Tougher to stronger: 52100 has better edge retention than AEB-L, AEB-L is better than White #2.
More nuanced: 52100 loses a little bit of edge quality very quickly, then holds onto what's left for a very, very long time. AEB-L loses its edge quality in discrete steps. White #2 holds its initial edge very well, loses a little quality, holds that a little while, then goes all to hell. White #2 is the more brittle of the three, and can be slightly problematic when it comes to chipping (and truing). None of them hold an edge as well as one of the really good powdered metallurgicals, though.
White #2 is the most sensitive to corrosion, and the most likely to lose edge as a result of the micro-pitting which comes from cutting acidic or corrosive foods. 52100 is much better in that respect, but no carbon can hold a candle to a stainless, and AEB-L is the best by far. The moral of the story is not AEB-L's superiority, but that you'd better rinse and wipe your carbon knives clean NOW. Not later. Goddammit.
I've prepped pineapple and pumpkin and split chickens with 52100 Ultimatum. No chips, no problem. But that's as much a function of the knife's weight and geometry as it is of the alloy. "George of Jungle say, 52100 good stuff.

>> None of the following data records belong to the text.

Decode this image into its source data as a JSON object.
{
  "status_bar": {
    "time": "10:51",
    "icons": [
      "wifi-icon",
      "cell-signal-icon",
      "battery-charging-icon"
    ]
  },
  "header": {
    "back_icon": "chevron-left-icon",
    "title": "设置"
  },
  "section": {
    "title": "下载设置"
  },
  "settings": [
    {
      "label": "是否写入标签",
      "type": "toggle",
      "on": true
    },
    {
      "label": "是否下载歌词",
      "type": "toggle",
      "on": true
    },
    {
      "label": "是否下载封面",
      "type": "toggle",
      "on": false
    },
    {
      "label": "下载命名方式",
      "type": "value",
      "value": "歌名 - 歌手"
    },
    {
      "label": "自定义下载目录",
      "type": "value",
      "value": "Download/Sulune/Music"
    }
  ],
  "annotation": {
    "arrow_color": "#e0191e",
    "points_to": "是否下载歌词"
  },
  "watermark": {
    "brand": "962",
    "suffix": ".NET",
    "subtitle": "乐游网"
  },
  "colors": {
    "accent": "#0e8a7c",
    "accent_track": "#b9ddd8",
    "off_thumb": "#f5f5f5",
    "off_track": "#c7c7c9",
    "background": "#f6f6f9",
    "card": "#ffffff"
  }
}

Knife abuse not good stuff."
Great question. No good, direct answer. Context. Context. Context.
Hope this helped,